            Not to denigrate program pictures! To be sure, they’re often quite enjoyable in their own right, and Gretchen the Greenhorn is a special treat for the film enthusiast. Its star, Dorothy Gish, enjoyed great popularity during the 1910s and ’20s, although today she is relatively little-remembered, her reputation overshadowed by that of her sister Lillian. (Film historian Donna Hill’s book on Dorothy’s film career, now in progress and eagerly anticipated, will surely enhance our appreciation of her films.) Gretchen is very much a vehicle for Dorothy; it leans heavily on the title character’s impish charm, which of course is Dorothy’s own.
            And the film has other delights to offer as well. As with many of the Fine Arts features, its story is slight—slight, at any rate, by comparison with the majestic themes concurrently being addressed in Intolerance. Dutch immigrant Gretchen arrives in the United States to join her father, who has already established himself as an engraver. Instead of dwelling on the social problems of newly-arrived immigrants, as some contemporary films did, this film celebrates the melting-pot diversity of the New York neighborhood in which Gretchen and her father live. But soon enough a gang of shady characters, taking advantage of the father’s naiveté, draw him into a counterfeiting scheme. The film takes a melodramatic turn, culminating in an exciting pursuit at sea.

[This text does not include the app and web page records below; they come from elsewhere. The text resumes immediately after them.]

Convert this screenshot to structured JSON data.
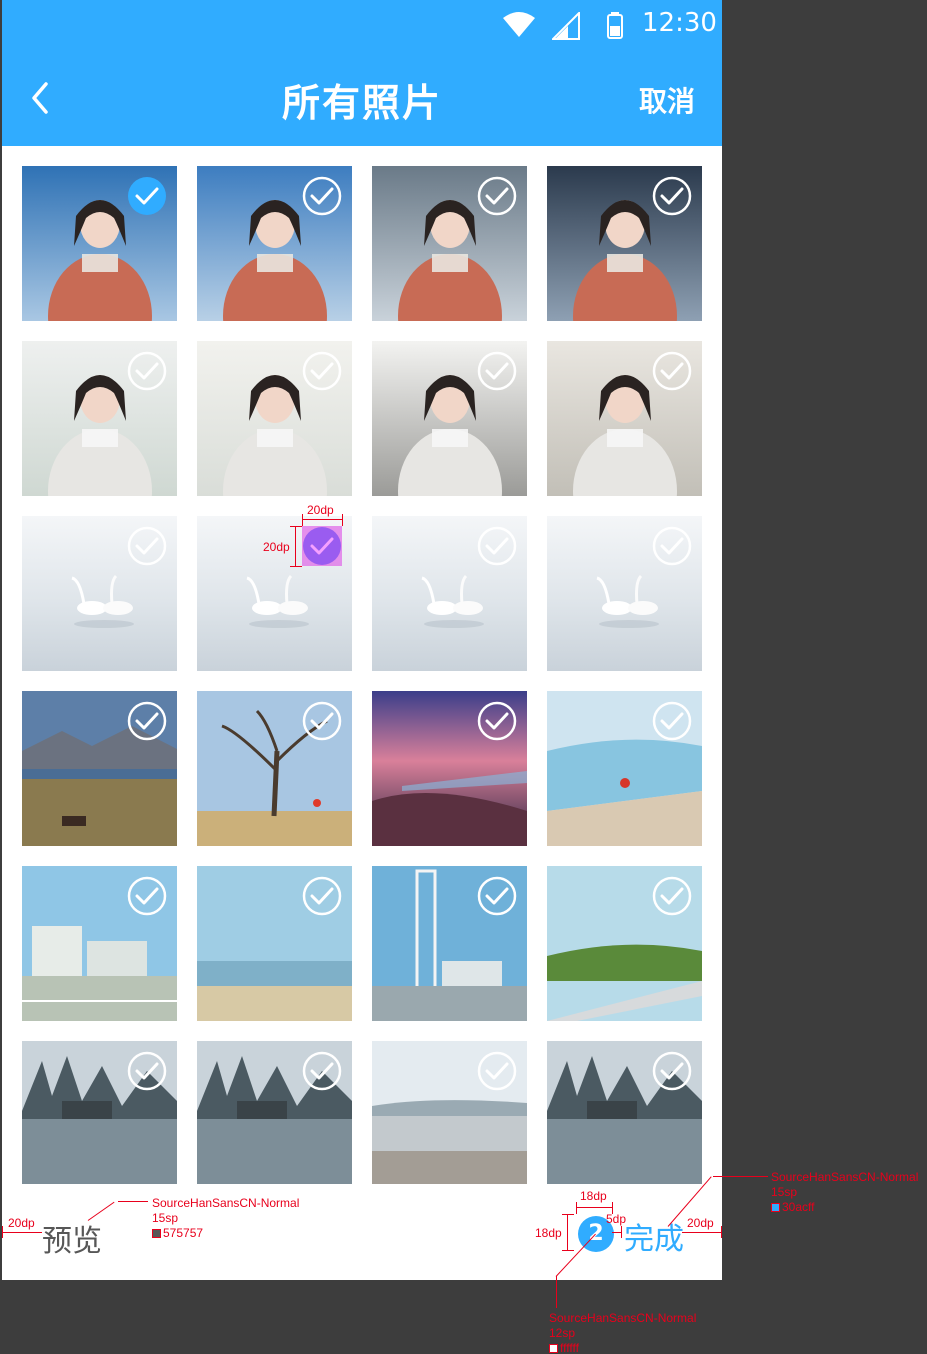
{
  "status_bar": {
    "time": "12:30"
  },
  "header": {
    "title": "所有照片",
    "cancel_label": "取消"
  },
  "photos": {
    "count": 24,
    "highlighted_index": 9,
    "scenes": [
      "portrait",
      "portrait",
      "portrait",
      "portrait",
      "portrait",
      "portrait",
      "portrait",
      "portrait",
      "swan",
      "swan",
      "swan",
      "swan",
      "landscape",
      "tree",
      "sunset",
      "coast",
      "town",
      "sea",
      "tower",
      "road",
      "winter",
      "winter",
      "lake",
      "winter"
    ]
  },
  "bottom_bar": {
    "preview_label": "预览",
    "selected_count": "2",
    "done_label": "完成"
  },
  "annotations": {
    "check_width": "20dp",
    "check_height": "20dp",
    "preview_margin": "20dp",
    "preview_font": "SourceHanSansCN-Normal",
    "preview_size": "15sp",
    "preview_color": "575757",
    "badge_width": "18dp",
    "badge_height": "18dp",
    "badge_gap": "5dp",
    "done_margin": "20dp",
    "done_font": "SourceHanSansCN-Normal",
    "done_size": "15sp",
    "done_color": "30acff",
    "badge_font": "SourceHanSansCN-Normal",
    "badge_size": "12sp",
    "badge_color": "ffffff"
  },
  "colors": {
    "accent": "#30acff",
    "secondary_text": "#575757",
    "check_highlight": "#9a5cf0"
  }
}
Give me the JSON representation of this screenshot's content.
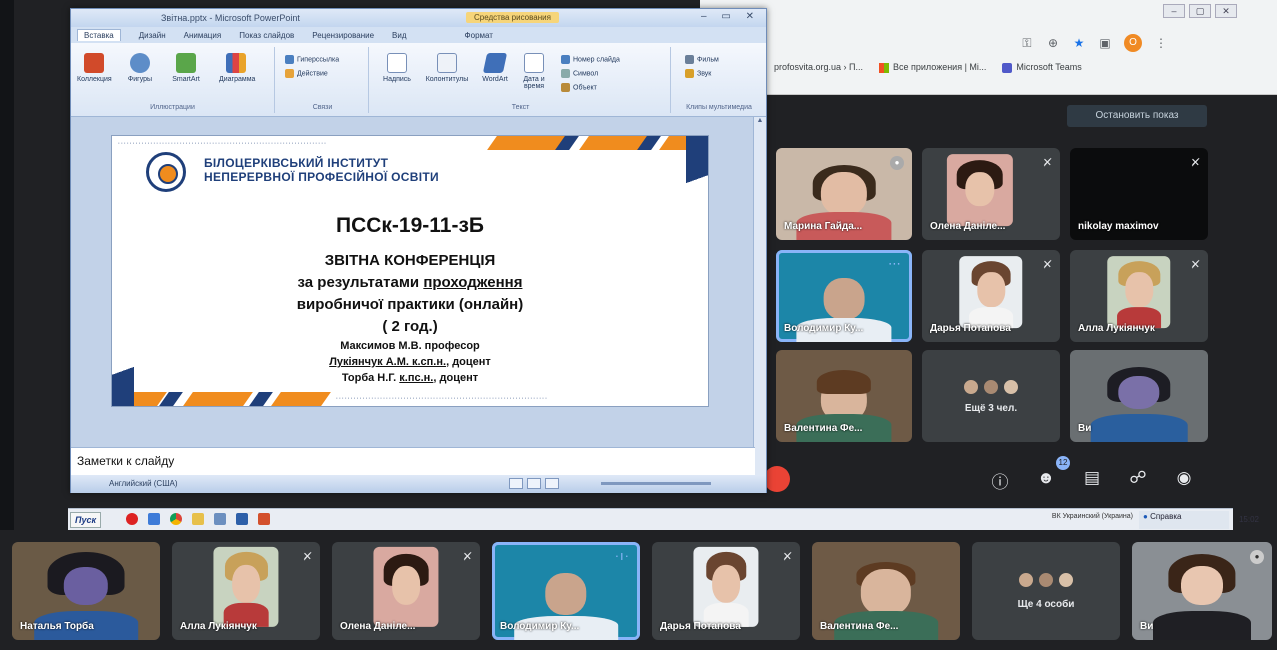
{
  "powerpoint": {
    "title": "Звітна.pptx - Microsoft PowerPoint",
    "context_tab": "Средства рисования",
    "tabs": [
      "Вставка",
      "Дизайн",
      "Анимация",
      "Показ слайдов",
      "Рецензирование",
      "Вид",
      "Формат"
    ],
    "ribbon": {
      "illustrations": [
        "Коллекция",
        "Фигуры",
        "SmartArt",
        "Диаграмма"
      ],
      "illustrations_title": "Иллюстрации",
      "links": [
        "Гиперссылка",
        "Действие"
      ],
      "links_title": "Связи",
      "text_buttons": [
        "Надпись",
        "Колонтитулы",
        "WordArt",
        "Дата и время"
      ],
      "text_small": [
        "Номер слайда",
        "Символ",
        "Объект"
      ],
      "text_title": "Текст",
      "media": [
        "Фильм",
        "Звук"
      ],
      "media_title": "Клипы мультимедиа"
    },
    "slide": {
      "institute_line1": "БІЛОЦЕРКІВСЬКИЙ ІНСТИТУТ",
      "institute_line2": "НЕПЕРЕРВНОЇ ПРОФЕСІЙНОЇ ОСВІТИ",
      "group": "ПССк-19-11-зБ",
      "heading": "ЗВІТНА КОНФЕРЕНЦІЯ",
      "line2_pre": "за результатами ",
      "line2_u": "проходження",
      "line3": "виробничої практики  (онлайн)",
      "line4": "( 2 год.)",
      "author1": "Максимов М.В. професор",
      "author2_u": "Лукіянчук А.М. к.сп.н.",
      "author2_rest": ", доцент",
      "author3_pre": "Торба Н.Г. ",
      "author3_u": "к.пс.н.",
      "author3_rest": ", доцент"
    },
    "notes_placeholder": "Заметки к слайду",
    "status_language": "Английский (США)"
  },
  "chrome": {
    "bookmarks": [
      "profosvita.org.ua › П...",
      "Все приложения | Mi...",
      "Microsoft Teams"
    ],
    "avatar_letter": "O"
  },
  "meet": {
    "stop_button": "Остановить показ",
    "grid": [
      {
        "name": "Марина Гайда...",
        "mic_off": false
      },
      {
        "name": "Олена Даніле...",
        "mic_off": true
      },
      {
        "name": "nikolay maximov",
        "mic_off": true
      },
      {
        "name": "Володимир Ку...",
        "mic_off": false,
        "active": true
      },
      {
        "name": "Дарья Потапова",
        "mic_off": true
      },
      {
        "name": "Алла Лукіянчук",
        "mic_off": true
      },
      {
        "name": "Валентина Фе...",
        "mic_off": false
      },
      {
        "more_label": "Ещё 3 чел."
      },
      {
        "name": "Ви",
        "mic_off": false
      }
    ],
    "participants_badge": "12",
    "controls": [
      "info-icon",
      "people-icon",
      "chat-icon",
      "activities-icon",
      "lock-icon"
    ]
  },
  "taskbar": {
    "start_label": "Пуск",
    "tray_language": "ВК Украинский (Украина)",
    "tray_help": "Справка",
    "clock": "15:02"
  },
  "filmstrip": [
    {
      "name": "Наталья Торба"
    },
    {
      "name": "Алла Лукіянчук",
      "mic_off": true
    },
    {
      "name": "Олена Даніле...",
      "mic_off": true
    },
    {
      "name": "Володимир Ку...",
      "active": true
    },
    {
      "name": "Дарья Потапова",
      "mic_off": true
    },
    {
      "name": "Валентина Фе..."
    },
    {
      "more_label": "Ще 4 особи"
    },
    {
      "name": "Ви"
    }
  ],
  "colors": {
    "meet_bg": "#202124",
    "tile_bg": "#3c4043",
    "active_tile": "#1c86a8",
    "slide_navy": "#1f3f7a",
    "slide_orange": "#f08c1e",
    "ppt_frame": "#dfe8f5"
  }
}
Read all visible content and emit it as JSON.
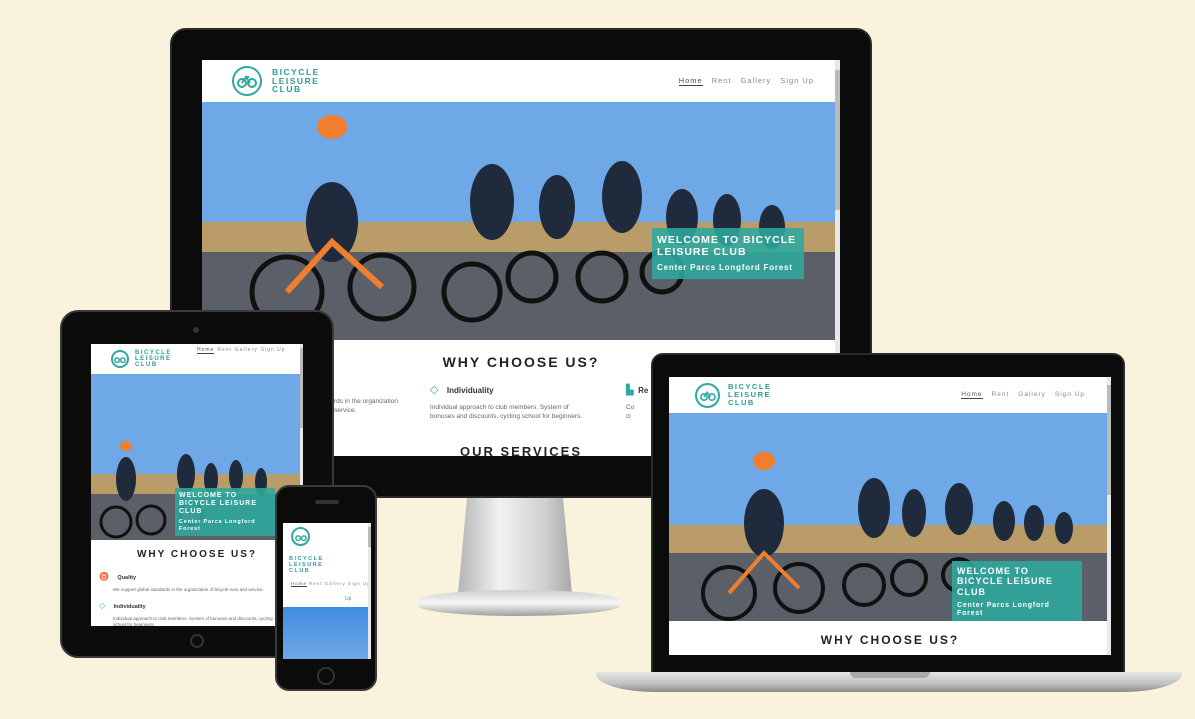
{
  "site": {
    "logo_text": [
      "BICYCLE",
      "LEISURE",
      "CLUB"
    ],
    "nav": [
      "Home",
      "Rent",
      "Gallery",
      "Sign Up"
    ],
    "hero_title": "WELCOME TO BICYCLE LEISURE CLUB",
    "hero_subtitle": "Center Parcs Longford Forest",
    "why_title": "WHY CHOOSE US?",
    "services_title": "OUR SERVICES",
    "features": [
      {
        "icon": "medal-icon",
        "title": "Quality",
        "text": "We support global standards in the organization of bicycle runs and service."
      },
      {
        "icon": "diamond-icon",
        "title": "Individuality",
        "text": "Individual approach to club members. System of bonuses and discounts, cycling school for beginners."
      },
      {
        "icon": "podium-icon",
        "title": "Re"
      }
    ],
    "partial_texts": {
      "desktop_left_line1": "rds in the organization",
      "desktop_left_line2": "service.",
      "desktop_right_line1": "Co",
      "desktop_right_line2": "cl",
      "phone_partial_item": "Up"
    }
  },
  "colors": {
    "background": "#f9f3dd",
    "accent": "#2fa8a0",
    "sky": "#6fa8e6",
    "device_black": "#0d0d0d"
  }
}
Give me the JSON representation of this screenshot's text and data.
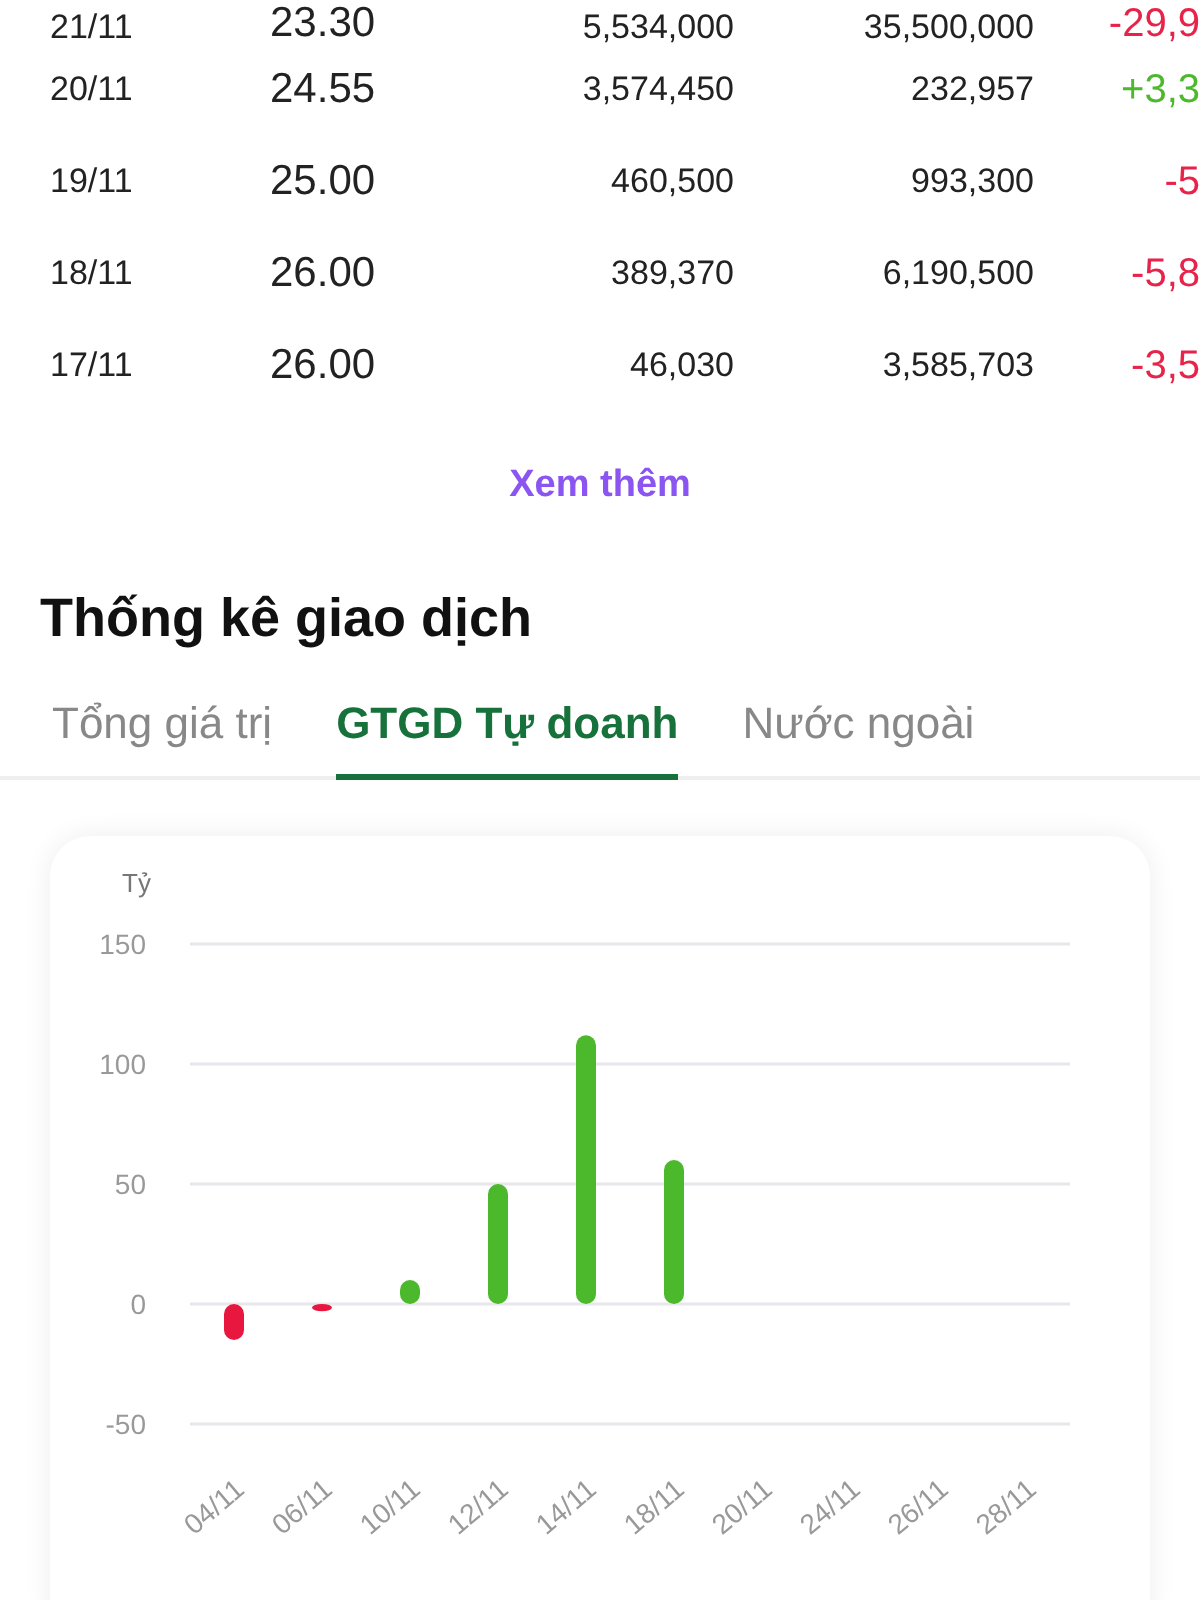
{
  "table": {
    "rows": [
      {
        "date": "21/11",
        "price": "23.30",
        "volume": "5,534,000",
        "value": "35,500,000",
        "change": "-29,9",
        "color": "#e8234a"
      },
      {
        "date": "20/11",
        "price": "24.55",
        "volume": "3,574,450",
        "value": "232,957",
        "change": "+3,3",
        "color": "#4cb82c"
      },
      {
        "date": "19/11",
        "price": "25.00",
        "volume": "460,500",
        "value": "993,300",
        "change": "-5",
        "color": "#e8234a"
      },
      {
        "date": "18/11",
        "price": "26.00",
        "volume": "389,370",
        "value": "6,190,500",
        "change": "-5,8",
        "color": "#e8234a"
      },
      {
        "date": "17/11",
        "price": "26.00",
        "volume": "46,030",
        "value": "3,585,703",
        "change": "-3,5",
        "color": "#e8234a"
      }
    ]
  },
  "more_link": "Xem thêm",
  "section_title": "Thống kê giao dịch",
  "tabs": [
    {
      "label": "Tổng giá trị",
      "selected": false
    },
    {
      "label": "GTGD Tự doanh",
      "selected": true
    },
    {
      "label": "Nước ngoài",
      "selected": false
    }
  ],
  "chart": {
    "chart_data": {
      "type": "bar",
      "ylabel": "Tỷ",
      "categories": [
        "04/11",
        "06/11",
        "10/11",
        "12/11",
        "14/11",
        "18/11",
        "20/11",
        "24/11",
        "26/11",
        "28/11"
      ],
      "series": [
        {
          "color": "#4cb82c",
          "values": [
            null,
            null,
            10,
            50,
            112,
            60,
            null,
            null,
            null,
            null
          ]
        },
        {
          "color": "#e8173f",
          "values": [
            -15,
            -3,
            null,
            null,
            null,
            null,
            null,
            null,
            null,
            null
          ]
        }
      ],
      "stacked": true,
      "grid": true,
      "ylim": [
        -50,
        150
      ],
      "yticks": [
        -50,
        0,
        50,
        100,
        150
      ]
    }
  }
}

            One of the pleasures of the Fine Arts pictures is the presence of the Griffith “stock company,” the actors and actresses so well known from the director’s classic films—familiar faces seen here in unfamiliar roles. In addition to Dorothy Gish, the cast of Gretchen the Greenhorn offers such Griffith favorites as Ralph Lewis as Gretchen’s father, Kate Bruce as a tenement neighbor, and Elmo Lincoln (later the first screen Tarzan) as the captain of the counterfeiters’ ship. Frank Bennett, all but invisible in Griffith’s own films, thrived in the Fine Arts pictures and here gets an extended turn as Dorothy’s romantic lead. For many viewers, a highlight of the film is Eugene Pallette’s performance as the leader of the counterfeiting gang. Today’s film enthusiast knows Pallette as a rotund, gravel-voiced character player in sound films of the 1930s and ’40s. To see his slim younger self in Gretchen—as also in the French Story of Intolerance, filmed only a few months earlier—is a revelation. In 1916 he’s already a seasoned player, and gives a nuanced performance; unquestionably the villain of the piece, he still displays a humane side and, in one scene, comes to the aid of a stricken neighbor.
            The film was co-directed by brothers Chester and Sidney Franklin, both of whom, especially Sidney, went on to long and distinguished careers in film. (We can also look forward to an important new book on Sidney Franklin, written by no less than Kevin Brownlow!) The uncredited cameraman turns in a stellar performance of his own: making the most of genuine urban locations, filming some scenes in evocative low-key light, and occasionally indulging in creative iris and mask effects. All in all, Gretchen the Greenhorn survives as a striking illustration of the superior quality of even “ordinary” program pictures in the mid-1910s—and of the countless treasures that have been unveiled in Pordenone.

J.B. Kaufman